What are essential oils? In older times, when human medicine was younger, we didn’t have shops with all the fancy pills for every ailment or specific sort of body discomfort. Instead, humanity relied heavily on mother nature for healing purposes. Plants and herbs were our go to when we needed medicinal aid, and only a select few had the necessary knowledge of what plant did what, which herb was poisonous or harmless, what quantities were good or bad.
Nowadays, despite having an assortment of ready-to-use laboratory made remedies, we still rely on the natural medicines for a more alternative and sometimes gentler approach to a disease or nuisance. Treatment using plants as a base are not at all uncommon. Many people choose phytotherapy – that is the use of plants and herbs derived medication for treating certain conditions – as their go to when in need of a health boost.
One specific branch of phytotherapy is aromatherapy.
Aromatherapy relies on the use of using strong, very concentrated plant and herb extracts – called essential oils – to use as treatment for a vast assortment of illnesses and unwanted conditions in the human body. These essential oils are then used in a variety of ways, but the main focus is that they should be inhaled by us, using our sense of smell – a very powerful and possibly underused sense – to do its work. And as it was in the old days, the knowledge of which essential oils to use for what purpose is the key to aromatherapy.
One very common smell that has an impressive catalog of uses in aromatherapy is vanilla.
Vanilla aromatherapy is surprisingly effective in many – sometimes even surprising – ways.
In the old days, vanilla aromatherapy was already being used in a way. People used to make necklaces of the vanilla flower to prevent various illnesses, and the vanilla beans were even used to treat for venomous bites.
Its aroma helped treat for respiratory conditions such as lung congestion and deep coughs, stomach pains, among others.
When turned into a salve it was even used to treat more serious wounds and infections. And today, with all the knowledge acquired over the years, we can manage to use its essential oil to boost the vanilla aromatherapy to its maximum efficacy. For example, the vanilla aromatherapy is an amazing stress antidote.
Its homey smell can help people deal with situations in which they can become anxious and stressed. It is recommended that we bring with us a bottle with vanilla essential oil for any such situation – a medical exam, for example. One very curious and probably very desirable use of vanilla aromatherapy is potential weight loss.
According to a study by Catherine Collins, a dietician at St. George’s Hospital in London, people that were given a vanilla scented skin patch would eat less sweet food, helping control their diet better than people that only took dietary advice.
So that’s pretty neat!
There is also evidence of vanilla aromatherapy being used as a mood enhancer. A pretty well known trick used by realtors is to use a vanilla scented freshener in a property they intend to show someone interested in renting or buying. People then come in and feel more relaxed, more at home, because of that familiar vanilla smell around the place.

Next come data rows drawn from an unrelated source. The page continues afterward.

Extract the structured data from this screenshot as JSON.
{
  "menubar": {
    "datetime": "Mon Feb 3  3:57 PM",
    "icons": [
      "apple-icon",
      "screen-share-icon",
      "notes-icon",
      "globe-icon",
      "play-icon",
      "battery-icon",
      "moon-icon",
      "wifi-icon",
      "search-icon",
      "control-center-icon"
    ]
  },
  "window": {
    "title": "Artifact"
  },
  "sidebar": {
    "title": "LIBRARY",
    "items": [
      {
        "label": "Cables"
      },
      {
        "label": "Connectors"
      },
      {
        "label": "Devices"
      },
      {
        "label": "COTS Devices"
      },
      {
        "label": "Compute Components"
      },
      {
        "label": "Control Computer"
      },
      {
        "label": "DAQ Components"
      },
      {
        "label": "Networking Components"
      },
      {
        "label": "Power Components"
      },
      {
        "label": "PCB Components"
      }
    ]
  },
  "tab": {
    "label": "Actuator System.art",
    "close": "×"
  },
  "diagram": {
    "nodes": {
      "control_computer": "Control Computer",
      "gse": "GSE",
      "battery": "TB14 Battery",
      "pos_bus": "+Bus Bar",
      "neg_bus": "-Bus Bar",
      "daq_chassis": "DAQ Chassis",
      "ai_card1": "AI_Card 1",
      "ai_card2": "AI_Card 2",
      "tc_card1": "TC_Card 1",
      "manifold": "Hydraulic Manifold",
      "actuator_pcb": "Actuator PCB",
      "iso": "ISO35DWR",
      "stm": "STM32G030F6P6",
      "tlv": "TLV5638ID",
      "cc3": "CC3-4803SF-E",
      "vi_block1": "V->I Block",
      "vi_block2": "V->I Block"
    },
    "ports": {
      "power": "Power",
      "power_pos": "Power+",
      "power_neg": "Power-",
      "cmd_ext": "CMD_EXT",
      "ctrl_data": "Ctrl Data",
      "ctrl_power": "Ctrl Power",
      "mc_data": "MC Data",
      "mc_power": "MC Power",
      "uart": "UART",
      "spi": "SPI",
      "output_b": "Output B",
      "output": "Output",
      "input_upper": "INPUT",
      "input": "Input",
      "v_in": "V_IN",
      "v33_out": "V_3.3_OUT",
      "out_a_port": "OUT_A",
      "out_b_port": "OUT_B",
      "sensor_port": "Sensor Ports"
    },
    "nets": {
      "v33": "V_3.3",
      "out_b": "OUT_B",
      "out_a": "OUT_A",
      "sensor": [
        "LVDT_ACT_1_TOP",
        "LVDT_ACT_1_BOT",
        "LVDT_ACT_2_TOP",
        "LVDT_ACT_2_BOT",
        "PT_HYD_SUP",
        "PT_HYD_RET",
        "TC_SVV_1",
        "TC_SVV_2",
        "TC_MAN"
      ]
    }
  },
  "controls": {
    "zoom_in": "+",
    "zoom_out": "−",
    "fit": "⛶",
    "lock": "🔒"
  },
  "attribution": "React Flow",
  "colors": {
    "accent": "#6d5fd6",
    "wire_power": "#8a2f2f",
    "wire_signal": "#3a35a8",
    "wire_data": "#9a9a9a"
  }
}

It mimics the sensation of being in your grandma’s house, when she’d just baked some amazing vanilla and chocolate chip cookies!
Vanilla aromatherapy also have effects in some animals.
Veterinarians found out that using the aroma of vanilla can help calm piglets and even spark an appetite interest in them. Some cats also seem to get a bit crazy around vanilla beans, in a similar way they get when exposed to catnip.
All this information is very good, but we have to be always careful and make sure that the essential oils or extracts we use for our vanilla aromatherapy is indeed true vanilla and not made from synthetics.
Although synthesized aromas can have similar effects – especially the calming one – we need to know that the key actions of vanilla aromatherapy really shine when using the natural concentrated essential oils.
Now, you can experiment and see how it can benefit you and those you care about.